Of course, Luka wasn’t the only character to undergo a dramatic change. Originally, Luka’s parental figure wasn’t Uncle Griffinskitch, but her wise old friend Tuttleburg the parakeet. Since the original painting showed Tuttleburg with a wizard’s hat, I made him into a magical bird.
Since Tuttleburg originally filled the role of Kendra’s guardian, he had to do all the important things such as participating in the Council of Elders—though, as a parakeet, he had a perch instead of a chair.
Once I made the decision to replace Luka with Kendra, it seemed to make sense to make Tuttleburg the Uncle figure—and that meant he could no longer be a parakeet.
Interestingly, I had already developed a minor gnome-like character called Wolden Whitebeard. I loved the original illustration of him:
So I decided to promote him to be a main character. So really Tuttleburg and Wolden united to become old Uncle Griffinskitch.
Children often ask me how I came up with the name of Uncle Griffinskitch.
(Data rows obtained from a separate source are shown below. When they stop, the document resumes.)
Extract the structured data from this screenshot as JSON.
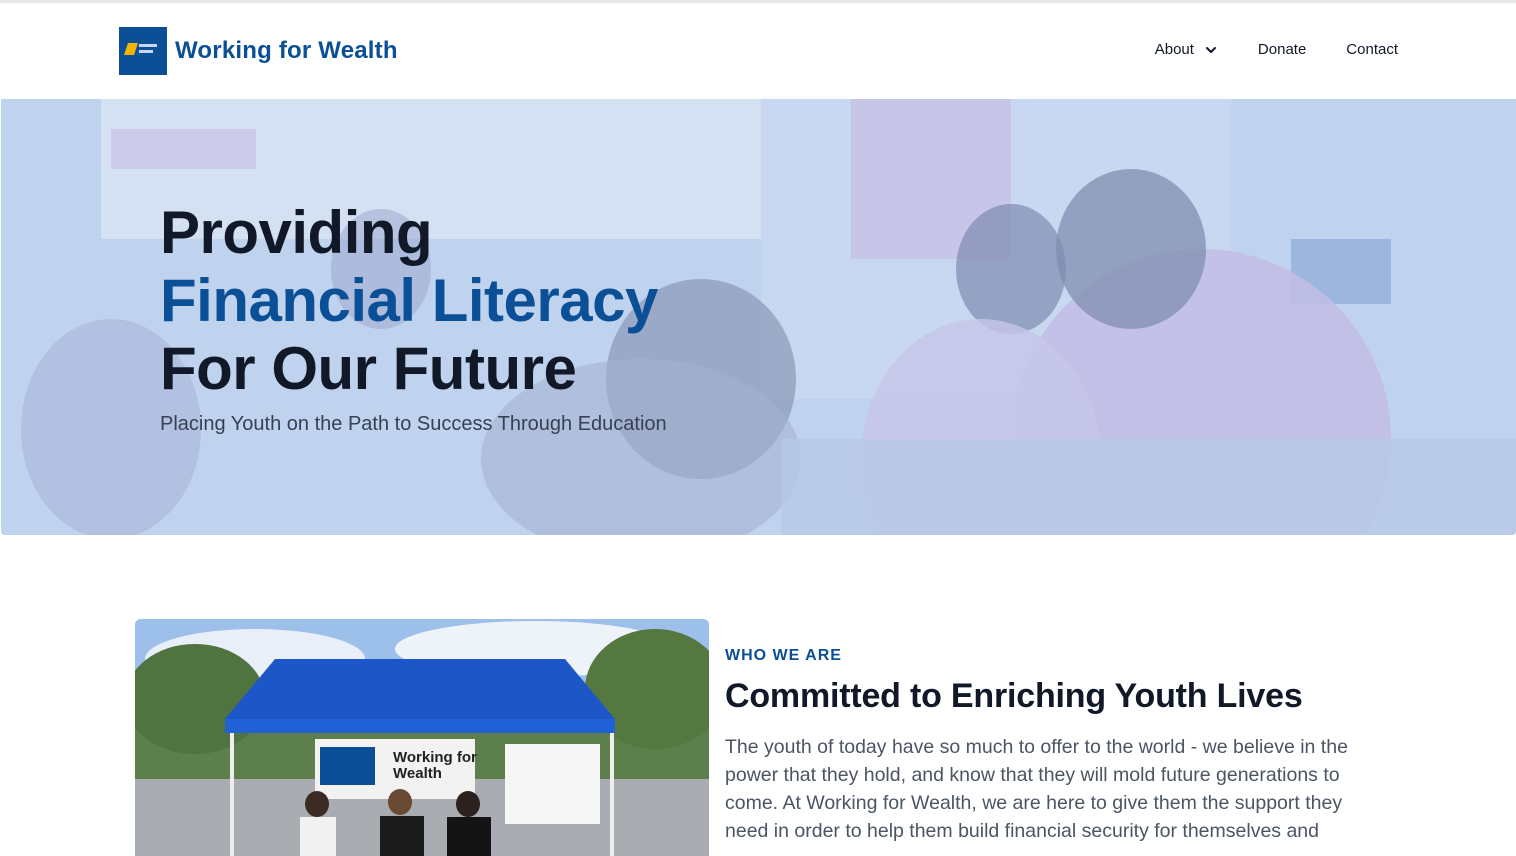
{
  "header": {
    "brand_name": "Working for Wealth",
    "nav": [
      {
        "label": "About",
        "has_dropdown": true
      },
      {
        "label": "Donate",
        "has_dropdown": false
      },
      {
        "label": "Contact",
        "has_dropdown": false
      }
    ]
  },
  "hero": {
    "line1": "Providing",
    "line2": "Financial Literacy",
    "line3": "For Our Future",
    "subtitle": "Placing Youth on the Path to Success Through Education"
  },
  "about": {
    "eyebrow": "WHO WE ARE",
    "title": "Committed to Enriching Youth Lives",
    "body": "The youth of today have so much to offer to the world - we believe in the power that they hold, and know that they will mold future generations to come. At Working for Wealth, we are here to give them the support they need in order to help them build financial security for themselves and",
    "photo_banner": "Working for Wealth"
  },
  "colors": {
    "brand_blue": "#0b4f96",
    "heading_dark": "#111827",
    "body_gray": "#4b5563"
  }
}
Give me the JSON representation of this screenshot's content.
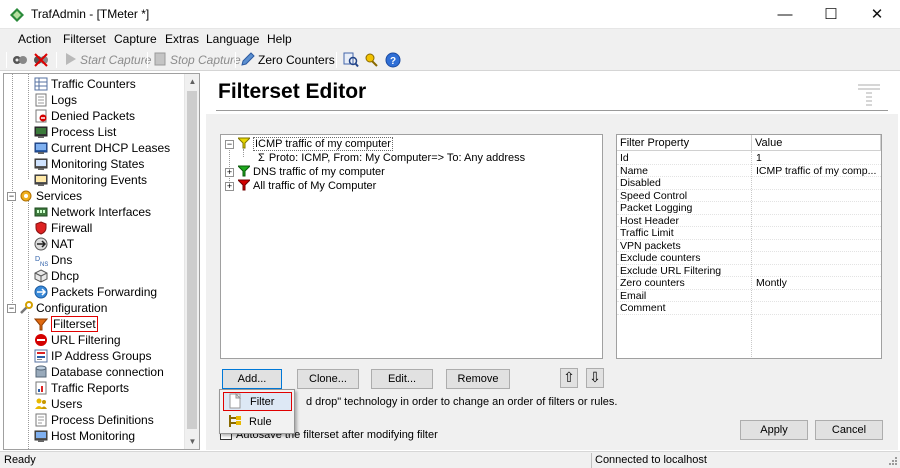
{
  "window": {
    "title": "TrafAdmin - [TMeter *]",
    "minimize": "—",
    "maximize": "☐",
    "close": "✕"
  },
  "menu": {
    "items": [
      "Action",
      "Filterset",
      "Capture",
      "Extras",
      "Language",
      "Help"
    ]
  },
  "toolbar": {
    "start_capture": "Start Capture",
    "stop_capture": "Stop Capture",
    "zero_counters": "Zero Counters"
  },
  "tree": {
    "items": [
      {
        "label": "Traffic Counters",
        "icon": "table-icon"
      },
      {
        "label": "Logs",
        "icon": "log-icon"
      },
      {
        "label": "Denied Packets",
        "icon": "denied-packets-icon"
      },
      {
        "label": "Process List",
        "icon": "process-list-icon"
      },
      {
        "label": "Current DHCP Leases",
        "icon": "dhcp-leases-icon"
      },
      {
        "label": "Monitoring States",
        "icon": "monitoring-states-icon"
      },
      {
        "label": "Monitoring Events",
        "icon": "monitoring-events-icon"
      },
      {
        "label": "Services",
        "icon": "gear-icon"
      },
      {
        "label": "Network Interfaces",
        "icon": "network-interfaces-icon"
      },
      {
        "label": "Firewall",
        "icon": "firewall-icon"
      },
      {
        "label": "NAT",
        "icon": "nat-icon"
      },
      {
        "label": "Dns",
        "icon": "dns-icon"
      },
      {
        "label": "Dhcp",
        "icon": "dhcp-icon"
      },
      {
        "label": "Packets Forwarding",
        "icon": "packets-forwarding-icon"
      },
      {
        "label": "Configuration",
        "icon": "wrench-icon"
      },
      {
        "label": "Filterset",
        "icon": "filter-icon"
      },
      {
        "label": "URL Filtering",
        "icon": "no-entry-icon"
      },
      {
        "label": "IP Address Groups",
        "icon": "ip-groups-icon"
      },
      {
        "label": "Database connection",
        "icon": "database-icon"
      },
      {
        "label": "Traffic Reports",
        "icon": "reports-icon"
      },
      {
        "label": "Users",
        "icon": "users-icon"
      },
      {
        "label": "Process Definitions",
        "icon": "process-definitions-icon"
      },
      {
        "label": "Host Monitoring",
        "icon": "host-monitoring-icon"
      }
    ]
  },
  "editor": {
    "title": "Filterset Editor",
    "filters": [
      {
        "label": "ICMP traffic of my computer",
        "color": "#e8d800"
      },
      {
        "label": "Proto: ICMP, From: My Computer=> To: Any address"
      },
      {
        "label": "DNS traffic of my computer",
        "color": "#1faa1f"
      },
      {
        "label": "All traffic of My Computer",
        "color": "#d40000"
      }
    ],
    "sigma": "Σ",
    "props_header": {
      "property": "Filter Property",
      "value": "Value"
    },
    "props": [
      {
        "name": "Id",
        "value": "1"
      },
      {
        "name": "Name",
        "value": "ICMP traffic of my comp..."
      },
      {
        "name": "Disabled",
        "value": ""
      },
      {
        "name": "Speed Control",
        "value": ""
      },
      {
        "name": "Packet Logging",
        "value": ""
      },
      {
        "name": "Host Header",
        "value": ""
      },
      {
        "name": "Traffic Limit",
        "value": ""
      },
      {
        "name": "VPN packets",
        "value": ""
      },
      {
        "name": "Exclude counters",
        "value": ""
      },
      {
        "name": "Exclude URL Filtering",
        "value": ""
      },
      {
        "name": "Zero counters",
        "value": "Montly"
      },
      {
        "name": "Email",
        "value": ""
      },
      {
        "name": "Comment",
        "value": ""
      }
    ],
    "buttons": {
      "add": "Add...",
      "clone": "Clone...",
      "edit": "Edit...",
      "remove": "Remove",
      "up": "⇧",
      "down": "⇩",
      "apply": "Apply",
      "cancel": "Cancel"
    },
    "hint": "d drop\" technology in order to change an order of filters or rules.",
    "autosave": "Autosave the filterset after modifying filter"
  },
  "add_menu": {
    "filter": "Filter",
    "rule": "Rule"
  },
  "status": {
    "left": "Ready",
    "right": "Connected to localhost"
  }
}
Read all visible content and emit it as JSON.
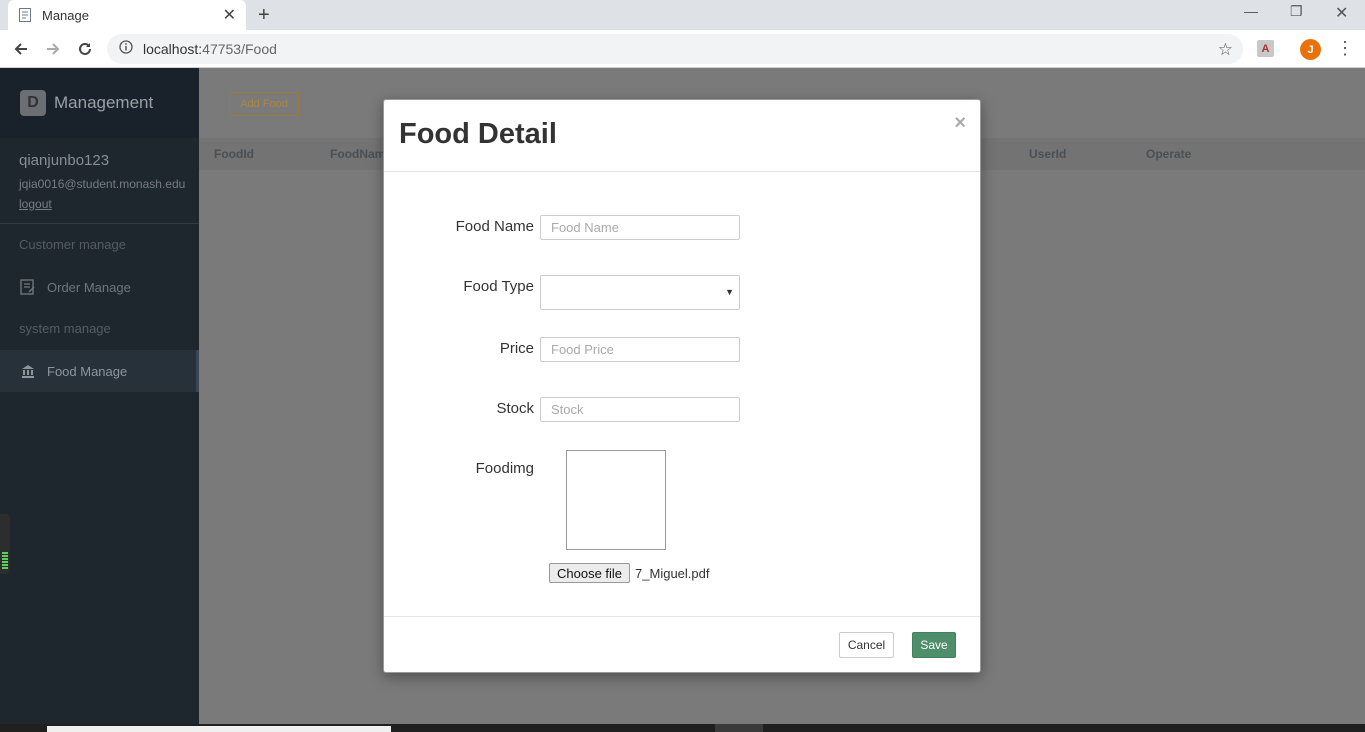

I’m afraid the answer is rather silly. He is named after my cat, who goes by Griffin publicly, but to close friends and family is known as Skitch. When Griffin was a kitten, his tiny fuzzy body promised a blissful, short-haired future. Alas, he now sports so much hair that he indeed rivals his fictitious counterpart, Uncle Griffinskitch.
The change from Luka and Tuttleburg to Kendra and Griffinskitch is easily the boldest difference between the early drafts of the manuscript and the final book. However, there were a few other characters who experienced some growth, as it were. If you look back at that original painting, you will see that the gnome character originally held a sword and was fairly old, sporting a gray beard. He was known in my first draft of the book as Grimble Green. But I decided to turn him into a Professor who loved books. As you can see by the illustration below, Grimble Green kept his age for a time, sporting an elder’s beard:
As time went by, I decided that I wanted Uncle Griffinskitch to be the clear elder and leader of our impetuous band of heroes. So Bumblebean became younger and a bit more bumbling.
Of course the other thing the character had lost during his transition was his sword. I needed to find a new warrior to help the heroes in their quest for the Box of Whispers. I decided that the cricket from the original painting—now a grasshopper known as Juniper Jinx—would be the soldier. I thought it would be funny to make the smallest character in the story the strongest.
Jinx now became as tough as the hide of the monsters she would fight throughout the book. Of course, because grasshoppers have more than two arms, I thought it would be a good idea to give her enough weapons for all of her hands. Here’s an early sketch for her:
I suppose Oki, the little mouse, is the only one who really didn’t change through any of the drafts of the story. Not only did he remain timid and smart, he was always the best friend of the story’s heroine. And, of course, he always got to carry the key to the fabled Box of Whispers!